** Opening Exercise inputs block **

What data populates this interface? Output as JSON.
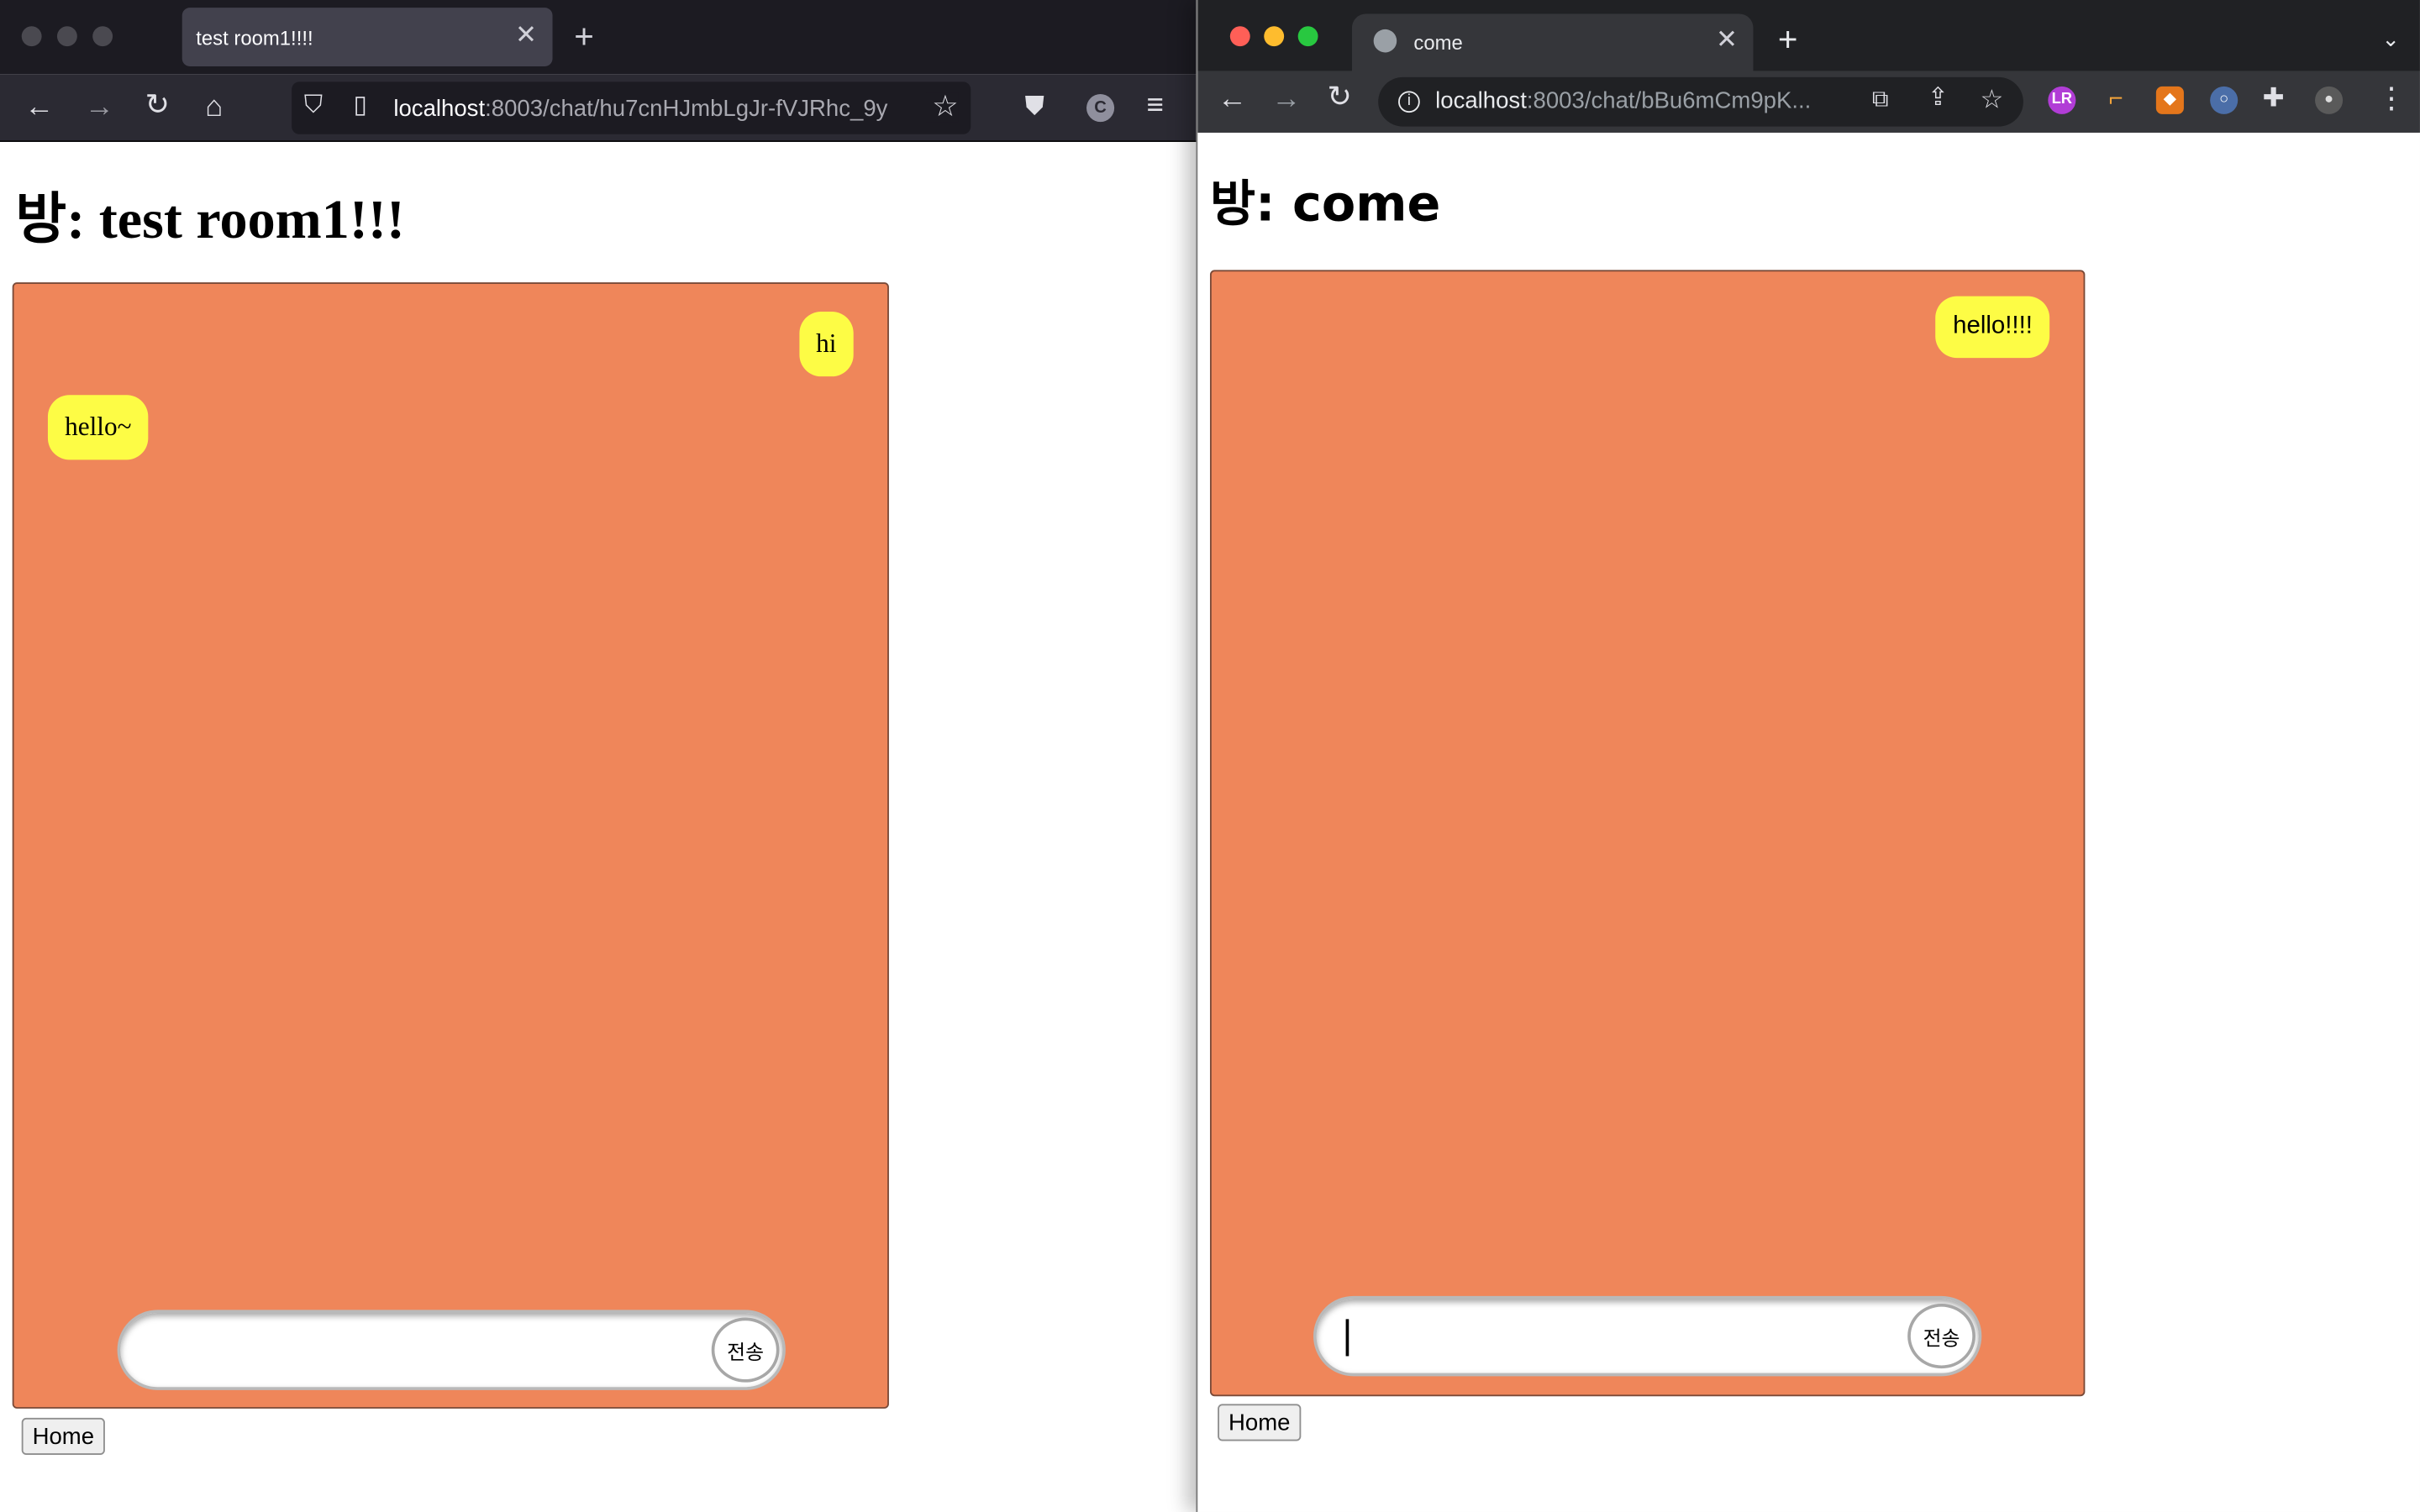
{
  "left_browser": {
    "tab_title": "test room1!!!!",
    "url_host": "localhost",
    "url_rest": ":8003/chat/hu7cnHJmbLgJr-fVJRhc_9y",
    "page_title": "방: test room1!!!",
    "messages": [
      {
        "text": "hi",
        "side": "right"
      },
      {
        "text": "hello~",
        "side": "left"
      }
    ],
    "input_value": "",
    "send_label": "전송",
    "home_label": "Home",
    "extension_letter": "C"
  },
  "right_browser": {
    "tab_title": "come",
    "url_host": "localhost",
    "url_rest": ":8003/chat/bBu6mCm9pK...",
    "page_title": "방: come",
    "messages": [
      {
        "text": "hello!!!!",
        "side": "right"
      }
    ],
    "input_value": "",
    "send_label": "전송",
    "home_label": "Home",
    "extension_letter": "LR"
  },
  "colors": {
    "chat_background": "#ef865a",
    "bubble": "#fdfc45",
    "firefox_chrome": "#2b2a33",
    "chrome_chrome": "#35363a",
    "mac_close": "#ff5f57",
    "mac_minimize": "#febc2e",
    "mac_zoom": "#28c840"
  }
}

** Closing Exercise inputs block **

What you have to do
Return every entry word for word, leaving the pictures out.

Solution for this exercise
What data populates this interface? Output as JSON.
{
  "left_browser": {
    "tab_title": "test room1!!!!",
    "url_host": "localhost",
    "url_rest": ":8003/chat/hu7cnHJmbLgJr-fVJRhc_9y",
    "page_title": "방: test room1!!!",
    "messages": [
      {
        "text": "hi",
        "side": "right"
      },
      {
        "text": "hello~",
        "side": "left"
      }
    ],
    "input_value": "",
    "send_label": "전송",
    "home_label": "Home",
    "extension_letter": "C"
  },
  "right_browser": {
    "tab_title": "come",
    "url_host": "localhost",
    "url_rest": ":8003/chat/bBu6mCm9pK...",
    "page_title": "방: come",
    "messages": [
      {
        "text": "hello!!!!",
        "side": "right"
      }
    ],
    "input_value": "",
    "send_label": "전송",
    "home_label": "Home",
    "extension_letter": "LR"
  },
  "colors": {
    "chat_background": "#ef865a",
    "bubble": "#fdfc45",
    "firefox_chrome": "#2b2a33",
    "chrome_chrome": "#35363a",
    "mac_close": "#ff5f57",
    "mac_minimize": "#febc2e",
    "mac_zoom": "#28c840"
  }
}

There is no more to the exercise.